Can Smoking Trigger Migraines and Headaches?

Maybe you just spent an evening out with friends who can't get through an hour without lighting up. Or perhaps you're a regular smoker yourself. Either way, you're now trying to deal with a pounding headache that's got you holding your brow. Did all that smoke, you wonder, trigger the pain you're feeling?

Whether you smoke cigarettes, cigars, or pipes -- or hang around with people who do -- there's a chance that tobacco is the source of your headache woes. The chemicals in tobacco and the smell of the smoke are a big part of the problem. But if you take the right steps you can help keep some of your headaches at bay.

How does smoking and secondhand smoke cause headaches?

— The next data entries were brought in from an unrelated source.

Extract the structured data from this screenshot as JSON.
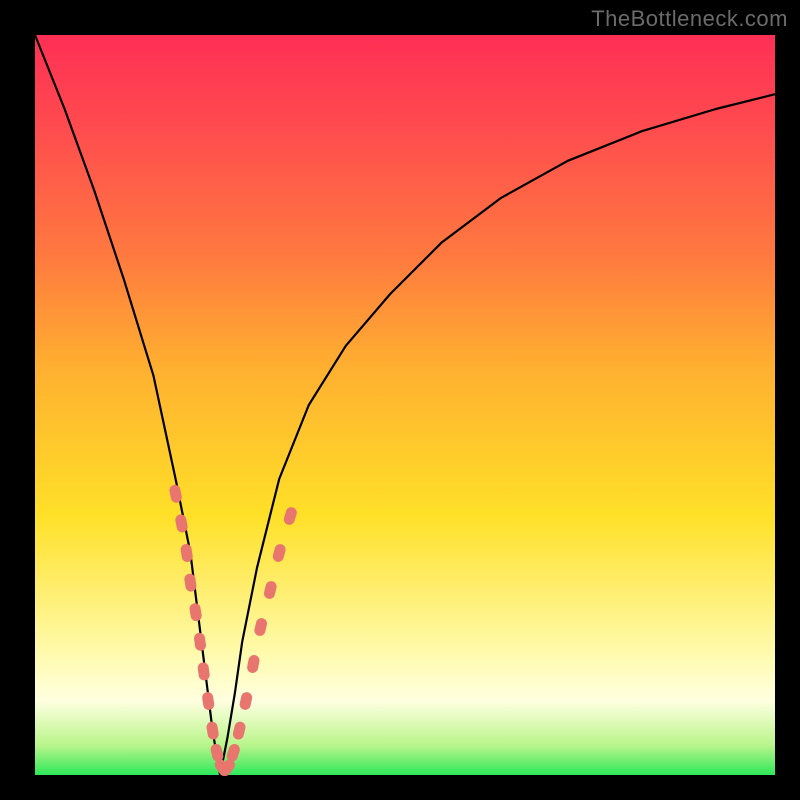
{
  "watermark": "TheBottleneck.com",
  "colors": {
    "frame": "#000000",
    "curve": "#000000",
    "marker_fill": "#e8766e",
    "marker_stroke": "#c95b53"
  },
  "chart_data": {
    "type": "line",
    "title": "",
    "xlabel": "",
    "ylabel": "",
    "xlim": [
      0,
      100
    ],
    "ylim": [
      0,
      100
    ],
    "note": "V-shaped bottleneck curve; x and y in percent of plot area; minimum near x≈25",
    "series": [
      {
        "name": "bottleneck-curve",
        "x": [
          0,
          4,
          8,
          12,
          16,
          19,
          21,
          22,
          23,
          24,
          25,
          26,
          27,
          28,
          30,
          33,
          37,
          42,
          48,
          55,
          63,
          72,
          82,
          92,
          100
        ],
        "y": [
          100,
          90,
          79,
          67,
          54,
          40,
          30,
          22,
          14,
          6,
          0,
          5,
          11,
          18,
          28,
          40,
          50,
          58,
          65,
          72,
          78,
          83,
          87,
          90,
          92
        ]
      }
    ],
    "markers": {
      "name": "highlight-points",
      "note": "pink oblong markers clustered near the valley on both arms",
      "points": [
        {
          "x": 19.0,
          "y": 38
        },
        {
          "x": 19.8,
          "y": 34
        },
        {
          "x": 20.5,
          "y": 30
        },
        {
          "x": 21.0,
          "y": 26
        },
        {
          "x": 21.7,
          "y": 22
        },
        {
          "x": 22.3,
          "y": 18
        },
        {
          "x": 22.8,
          "y": 14
        },
        {
          "x": 23.4,
          "y": 10
        },
        {
          "x": 24.0,
          "y": 6
        },
        {
          "x": 24.6,
          "y": 3
        },
        {
          "x": 25.3,
          "y": 1
        },
        {
          "x": 26.0,
          "y": 1
        },
        {
          "x": 26.8,
          "y": 3
        },
        {
          "x": 27.6,
          "y": 6
        },
        {
          "x": 28.5,
          "y": 10
        },
        {
          "x": 29.5,
          "y": 15
        },
        {
          "x": 30.5,
          "y": 20
        },
        {
          "x": 31.8,
          "y": 25
        },
        {
          "x": 33.0,
          "y": 30
        },
        {
          "x": 34.5,
          "y": 35
        }
      ]
    }
  }
}
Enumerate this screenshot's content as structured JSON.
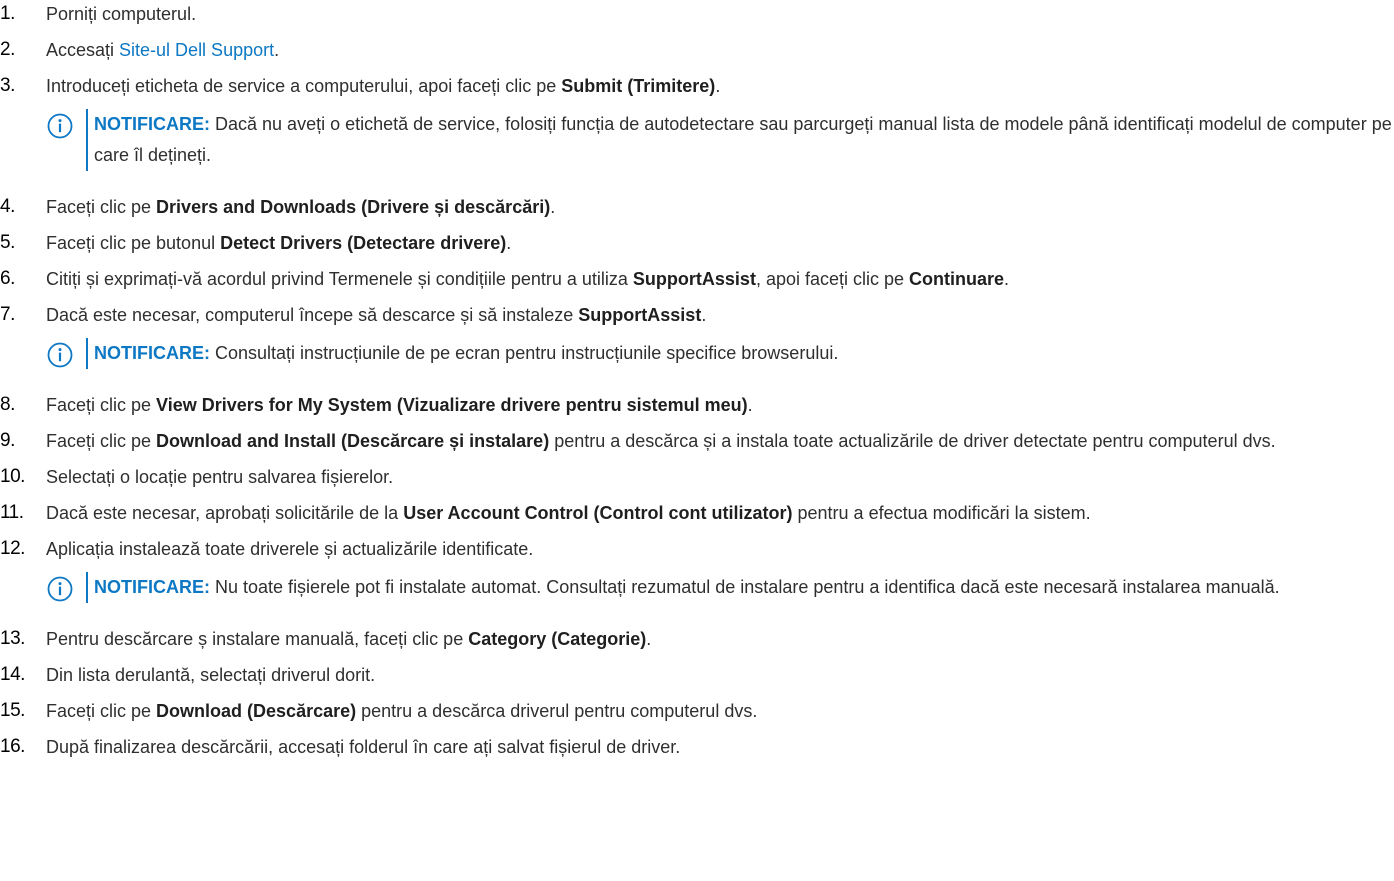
{
  "steps": [
    {
      "num": "1.",
      "parts": [
        {
          "t": "Porniți computerul."
        }
      ]
    },
    {
      "num": "2.",
      "parts": [
        {
          "t": "Accesați "
        },
        {
          "t": "Site-ul Dell Support",
          "link": true
        },
        {
          "t": "."
        }
      ]
    },
    {
      "num": "3.",
      "parts": [
        {
          "t": "Introduceți eticheta de service a computerului, apoi faceți clic pe "
        },
        {
          "t": "Submit (Trimitere)",
          "b": true
        },
        {
          "t": "."
        }
      ],
      "note": "Dacă nu aveți o etichetă de service, folosiți funcția de autodetectare sau parcurgeți manual lista de modele până identificați modelul de computer pe care îl dețineți."
    },
    {
      "num": "4.",
      "parts": [
        {
          "t": "Faceți clic pe "
        },
        {
          "t": "Drivers and Downloads (Drivere și descărcări)",
          "b": true
        },
        {
          "t": "."
        }
      ]
    },
    {
      "num": "5.",
      "parts": [
        {
          "t": "Faceți clic pe butonul "
        },
        {
          "t": "Detect Drivers (Detectare drivere)",
          "b": true
        },
        {
          "t": "."
        }
      ]
    },
    {
      "num": "6.",
      "parts": [
        {
          "t": "Citiți și exprimați-vă acordul privind Termenele și condițiile pentru a utiliza "
        },
        {
          "t": "SupportAssist",
          "b": true
        },
        {
          "t": ", apoi faceți clic pe "
        },
        {
          "t": "Continuare",
          "b": true
        },
        {
          "t": "."
        }
      ]
    },
    {
      "num": "7.",
      "parts": [
        {
          "t": "Dacă este necesar, computerul începe să descarce și să instaleze "
        },
        {
          "t": "SupportAssist",
          "b": true
        },
        {
          "t": "."
        }
      ],
      "note": "Consultați instrucțiunile de pe ecran pentru instrucțiunile specifice browserului."
    },
    {
      "num": "8.",
      "parts": [
        {
          "t": "Faceți clic pe "
        },
        {
          "t": "View Drivers for My System (Vizualizare drivere pentru sistemul meu)",
          "b": true
        },
        {
          "t": "."
        }
      ]
    },
    {
      "num": "9.",
      "parts": [
        {
          "t": "Faceți clic pe "
        },
        {
          "t": "Download and Install (Descărcare și instalare)",
          "b": true
        },
        {
          "t": " pentru a descărca și a instala toate actualizările de driver detectate pentru computerul dvs."
        }
      ]
    },
    {
      "num": "10.",
      "parts": [
        {
          "t": "Selectați o locație pentru salvarea fișierelor."
        }
      ]
    },
    {
      "num": "11.",
      "parts": [
        {
          "t": "Dacă este necesar, aprobați solicitările de la "
        },
        {
          "t": "User Account Control (Control cont utilizator)",
          "b": true
        },
        {
          "t": " pentru a efectua modificări la sistem."
        }
      ]
    },
    {
      "num": "12.",
      "parts": [
        {
          "t": "Aplicația instalează toate driverele și actualizările identificate."
        }
      ],
      "note": "Nu toate fișierele pot fi instalate automat. Consultați rezumatul de instalare pentru a identifica dacă este necesară instalarea manuală."
    },
    {
      "num": "13.",
      "parts": [
        {
          "t": "Pentru descărcare ș instalare manuală, faceți clic pe "
        },
        {
          "t": "Category (Categorie)",
          "b": true
        },
        {
          "t": "."
        }
      ]
    },
    {
      "num": "14.",
      "parts": [
        {
          "t": "Din lista derulantă, selectați driverul dorit."
        }
      ]
    },
    {
      "num": "15.",
      "parts": [
        {
          "t": "Faceți clic pe "
        },
        {
          "t": "Download (Descărcare)",
          "b": true
        },
        {
          "t": " pentru a descărca driverul pentru computerul dvs."
        }
      ]
    },
    {
      "num": "16.",
      "parts": [
        {
          "t": "După finalizarea descărcării, accesați folderul în care ați salvat fișierul de driver."
        }
      ]
    }
  ],
  "note_label": "NOTIFICARE:",
  "colors": {
    "accent": "#0d78c4",
    "text": "#2f2f2f"
  },
  "icons": {
    "note": "info-circle-icon"
  }
}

Nicotine. The substance nicotine is no longer linked to migraines. Nicotine is a chemical in tobacco products. It causes the blood vessels in your body to narrow. This reduces blood flow to your brain. Previous studies indicated that this reduced blood flow could trigger a migraine. However, migraines are complex, and reduced blood flow is no longer considered a migraine trigger. In addition, no controlled trials or studies have clearly linked nicotine to migraines, although people still report an association between headaches and tobacco (nicotine) exposure.

Nicotine can make it harder for you to get rid of your headache once it starts. That's because the chemical affects your liver's ability to break down headache medicine. The result is that the medication you're counting on to give you pain relief won't work as well, just when you need it the most.

Carbon monoxide. Like a lot of people, you may think of it as something that comes out of your car's tailpipe or leaks out of your furnace. But carbon monoxide is also in tobacco products. If you're a smoker, you may have high levels in your blood and brain. Carbon monoxide can trigger headaches.

Sensitivity to smells. For some people, the smell that smoking gives off is enough to cause a headache or migraine. You can also have an allergy to cigarette smoke, which can trigger a headache when you're around it.


Can e-cigarettes also trigger headaches?

They can. Electronic cigarettes, also called e-cigarettes, contain nicotine. Research shows that they can also cause headaches.

Will quitting smoking stop headaches?

No. Depending on the type of headache, there may be an improvement in symptoms. But studies have not shown that stopping smoking will stop headaches.

It might be possible to prevent some of your headaches if you quit smoking or stay away from areas where other people are lighting up. For example, if you get cluster headaches, which causes sudden and severe pain around one eye or on one side of your head, you may notice improvement if you stop smoking.

Even with there not being a clear indication that stopping smoking will stop your headaches, it's important to talk to your doctor about ways to end smoking for good. But there's one thing to keep in mind when you start your quit-smoking efforts. Sometimes headaches are among the symptoms that crop up when you cut back on cigarettes. It's due to nicotine withdrawal.

These withdrawal symptoms, including headaches, are usually worse during the first week after you quit tobacco. But don't let that get in the way of your no-smoking campaign. The troubles will get better over time.

WebMD Medical Reference Reviewed by Jennifer Robinson, MD on May 08, 2019


Cleveland Clinic: "Smoking and Headache."

American Cancer Society: "Health Risks of Secondhand Smoke."

National Institute on Drug Abuse: "Cigarettes and Other Tobacco Products."

PubMed Health: "Meningitis."

Michigan Headache & Neurological Institute: "Smoking Cessation."

Mount Sinai Hospital: "Headache Triggers and Tips."

Mayo Clinic: "Cluster Headache."

The Migraine Trust: "Cluster Headache."

National Cancer Institute: "How To Handle Withdrawal Symptoms and Triggers When You Decide To Quit Smoking." "Pathophysiology, clinical manifestations, and diagnosis of migraine in adults."

National Institues of Health: "Tobacco, Nicotine, and Headache."

National Headache Foundation. 

Taylor, FR. Headache, Jul-Aug 2015.

© 2019 WebMD, LLC. All rights reserved.